3. SF in the SI: science fiction, ideology and recuperation (9 August 2020)
In third place, ‘SF in the SI’ hews closest to my original aim for this blog, even though the post hails from 2020.
4. In praise of the infodump (23 November 2021)
‘In praise of the infodump’ in fourth, signals a return to form for the blog having been published recently (last November) after posting nothing in September and October of 2021 (this two-month hiatus being no doubt the blog’s nadir last year).
5. Hateful anti-christams (22 December 2020)
In fifth, ‘Hateful anti-christams’, another refugee from 2020, is yet another example of my ongoing fascination with all things Dadaist and Surrealist—to whit, another “new” old work: a translation of a short anti-poem by Raoul Hausmann and Kurt Schwitters (the ultimate Dada-Merz mash up).

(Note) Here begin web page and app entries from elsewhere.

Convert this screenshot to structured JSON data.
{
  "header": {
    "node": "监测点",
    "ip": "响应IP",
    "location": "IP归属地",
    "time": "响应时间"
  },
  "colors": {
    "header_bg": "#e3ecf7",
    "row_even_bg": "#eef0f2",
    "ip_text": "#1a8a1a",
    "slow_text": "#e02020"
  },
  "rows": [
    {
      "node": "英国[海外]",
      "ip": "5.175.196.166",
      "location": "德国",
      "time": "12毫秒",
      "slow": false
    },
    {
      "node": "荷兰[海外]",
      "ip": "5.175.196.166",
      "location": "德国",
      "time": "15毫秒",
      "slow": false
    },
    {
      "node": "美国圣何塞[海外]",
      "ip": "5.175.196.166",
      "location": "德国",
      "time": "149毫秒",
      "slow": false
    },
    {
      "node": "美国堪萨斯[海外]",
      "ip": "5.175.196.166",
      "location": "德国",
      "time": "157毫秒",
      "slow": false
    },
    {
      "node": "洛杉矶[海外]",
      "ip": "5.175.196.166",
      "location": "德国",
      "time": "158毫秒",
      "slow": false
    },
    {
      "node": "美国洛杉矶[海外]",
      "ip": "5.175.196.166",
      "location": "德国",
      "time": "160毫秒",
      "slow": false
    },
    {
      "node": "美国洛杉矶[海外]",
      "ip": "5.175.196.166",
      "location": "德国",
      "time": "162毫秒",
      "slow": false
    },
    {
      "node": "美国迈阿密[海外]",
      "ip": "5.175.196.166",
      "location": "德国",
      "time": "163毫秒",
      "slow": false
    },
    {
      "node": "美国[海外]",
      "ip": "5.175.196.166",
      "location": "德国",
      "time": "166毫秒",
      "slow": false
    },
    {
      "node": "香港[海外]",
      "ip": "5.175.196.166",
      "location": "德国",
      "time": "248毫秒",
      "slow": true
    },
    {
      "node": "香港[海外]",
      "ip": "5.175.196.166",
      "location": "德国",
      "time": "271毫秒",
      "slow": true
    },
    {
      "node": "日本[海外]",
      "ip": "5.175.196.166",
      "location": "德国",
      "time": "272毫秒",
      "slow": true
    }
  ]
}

This year—in stinking hot, tottering, and imploding twenty-twenty-two—all I ask is that we finally—FINALLY—get rid of capitalism. Failing this, I’ll continue to blog away. In the coming months be prepared for: thoughts on SF authors J. G. Ballard and Cyril Kornbluth; a re-jigged version of my research into the ‘Science Fiction Spectacle’; the long awaited third part of ‘Thinking through The Time Machine’ (check out the first and second parts); and perhaps even another episode in the mysterious saga of La Hipótesis…